* [TASK STATEMENT] Could you output the whole listing exactly as it stands, minus any images?

* [TASK MATERIAL]
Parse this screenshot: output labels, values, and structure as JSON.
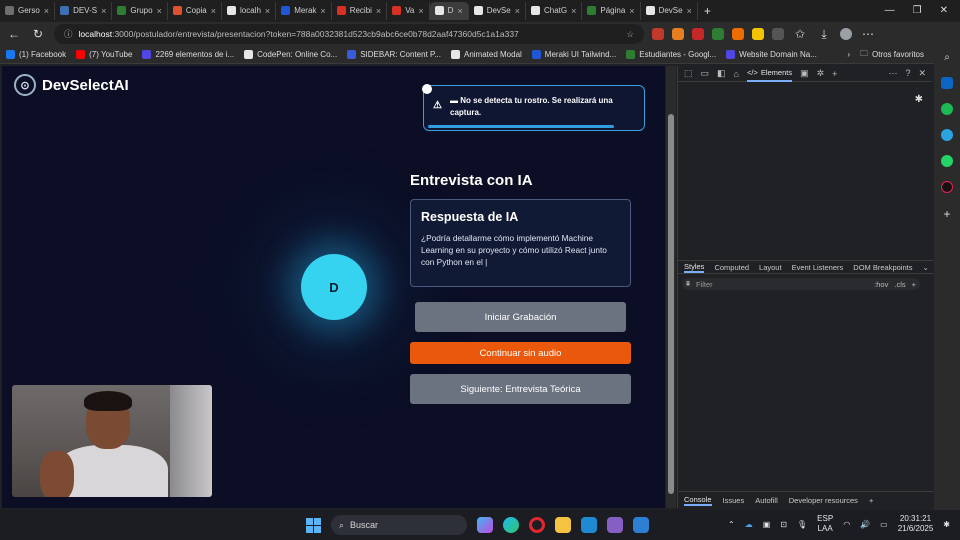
{
  "browser": {
    "tabs": [
      {
        "label": "Gerso",
        "color": "#6e6e6e"
      },
      {
        "label": "DEV-S",
        "color": "#3b6fb6"
      },
      {
        "label": "Grupo",
        "color": "#2e7d32"
      },
      {
        "label": "Copia",
        "color": "#e0522f"
      },
      {
        "label": "localh",
        "color": "#e6e6e6"
      },
      {
        "label": "Merak",
        "color": "#1f57d6"
      },
      {
        "label": "Recibi",
        "color": "#d93025"
      },
      {
        "label": "Va",
        "color": "#d93025"
      },
      {
        "label": "D",
        "color": "#e6e6e6",
        "active": true
      },
      {
        "label": "DevSe",
        "color": "#e6e6e6"
      },
      {
        "label": "ChatG",
        "color": "#e6e6e6"
      },
      {
        "label": "Página",
        "color": "#2e7d32"
      },
      {
        "label": "DevSe",
        "color": "#e6e6e6"
      }
    ],
    "url_host": "localhost",
    "url_path": ":3000/postulador/entrevista/presentacion?token=788a0032381d523cb9abc6ce0b78d2aaf47360d5c1a1a337",
    "bookmarks": [
      {
        "label": "(1) Facebook",
        "color": "#1877f2"
      },
      {
        "label": "(7) YouTube",
        "color": "#ff0000"
      },
      {
        "label": "2269 elementos de i...",
        "color": "#4f46e5"
      },
      {
        "label": "CodePen: Online Co...",
        "color": "#e6e6e6"
      },
      {
        "label": "SIDEBAR: Content P...",
        "color": "#3b5bdb"
      },
      {
        "label": "Animated Modal",
        "color": "#e6e6e6"
      },
      {
        "label": "Meraki UI Tailwind...",
        "color": "#1f57d6"
      },
      {
        "label": "Estudiantes - Googl...",
        "color": "#2e7d32"
      },
      {
        "label": "Website Domain Na...",
        "color": "#4f46e5"
      }
    ],
    "other_bookmarks": "Otros favoritos"
  },
  "app": {
    "brand": "DevSelectAI",
    "toast_text": "No se detecta tu rostro. Se realizará una captura.",
    "avatar_letter": "D",
    "section_title": "Entrevista con IA",
    "response_title": "Respuesta de IA",
    "response_text": "¿Podría detallarme cómo implementó Machine Learning en su proyecto y cómo utilizó React junto con Python en el |",
    "btn_record": "Iniciar Grabación",
    "btn_no_audio": "Continuar sin audio",
    "btn_next": "Siguiente: Entrevista Teórica",
    "colors": {
      "accent_orange": "#ea580c",
      "orb": "#35d3ef",
      "bg": "#0b0e24"
    }
  },
  "devtools": {
    "active_tab": "Elements",
    "style_tabs": [
      "Styles",
      "Computed",
      "Layout",
      "Event Listeners",
      "DOM Breakpoints"
    ],
    "filter_placeholder": "Filter",
    "filter_hov": ":hov",
    "filter_cls": ".cls",
    "bottom_tabs": [
      "Console",
      "Issues",
      "Autofill",
      "Developer resources"
    ]
  },
  "taskbar": {
    "search": "Buscar",
    "lang_top": "ESP",
    "lang_bottom": "LAA",
    "time": "20:31:21",
    "date": "21/6/2025"
  }
}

* [ANSWER SECTION]
Parse this screenshot: output labels, values, and structure as JSON.
{
  "browser": {
    "tabs": [
      {
        "label": "Gerso",
        "color": "#6e6e6e"
      },
      {
        "label": "DEV-S",
        "color": "#3b6fb6"
      },
      {
        "label": "Grupo",
        "color": "#2e7d32"
      },
      {
        "label": "Copia",
        "color": "#e0522f"
      },
      {
        "label": "localh",
        "color": "#e6e6e6"
      },
      {
        "label": "Merak",
        "color": "#1f57d6"
      },
      {
        "label": "Recibi",
        "color": "#d93025"
      },
      {
        "label": "Va",
        "color": "#d93025"
      },
      {
        "label": "D",
        "color": "#e6e6e6",
        "active": true
      },
      {
        "label": "DevSe",
        "color": "#e6e6e6"
      },
      {
        "label": "ChatG",
        "color": "#e6e6e6"
      },
      {
        "label": "Página",
        "color": "#2e7d32"
      },
      {
        "label": "DevSe",
        "color": "#e6e6e6"
      }
    ],
    "url_host": "localhost",
    "url_path": ":3000/postulador/entrevista/presentacion?token=788a0032381d523cb9abc6ce0b78d2aaf47360d5c1a1a337",
    "bookmarks": [
      {
        "label": "(1) Facebook",
        "color": "#1877f2"
      },
      {
        "label": "(7) YouTube",
        "color": "#ff0000"
      },
      {
        "label": "2269 elementos de i...",
        "color": "#4f46e5"
      },
      {
        "label": "CodePen: Online Co...",
        "color": "#e6e6e6"
      },
      {
        "label": "SIDEBAR: Content P...",
        "color": "#3b5bdb"
      },
      {
        "label": "Animated Modal",
        "color": "#e6e6e6"
      },
      {
        "label": "Meraki UI Tailwind...",
        "color": "#1f57d6"
      },
      {
        "label": "Estudiantes - Googl...",
        "color": "#2e7d32"
      },
      {
        "label": "Website Domain Na...",
        "color": "#4f46e5"
      }
    ],
    "other_bookmarks": "Otros favoritos"
  },
  "app": {
    "brand": "DevSelectAI",
    "toast_text": "No se detecta tu rostro. Se realizará una captura.",
    "avatar_letter": "D",
    "section_title": "Entrevista con IA",
    "response_title": "Respuesta de IA",
    "response_text": "¿Podría detallarme cómo implementó Machine Learning en su proyecto y cómo utilizó React junto con Python en el |",
    "btn_record": "Iniciar Grabación",
    "btn_no_audio": "Continuar sin audio",
    "btn_next": "Siguiente: Entrevista Teórica",
    "colors": {
      "accent_orange": "#ea580c",
      "orb": "#35d3ef",
      "bg": "#0b0e24"
    }
  },
  "devtools": {
    "active_tab": "Elements",
    "style_tabs": [
      "Styles",
      "Computed",
      "Layout",
      "Event Listeners",
      "DOM Breakpoints"
    ],
    "filter_placeholder": "Filter",
    "filter_hov": ":hov",
    "filter_cls": ".cls",
    "bottom_tabs": [
      "Console",
      "Issues",
      "Autofill",
      "Developer resources"
    ]
  },
  "taskbar": {
    "search": "Buscar",
    "lang_top": "ESP",
    "lang_bottom": "LAA",
    "time": "20:31:21",
    "date": "21/6/2025"
  }
}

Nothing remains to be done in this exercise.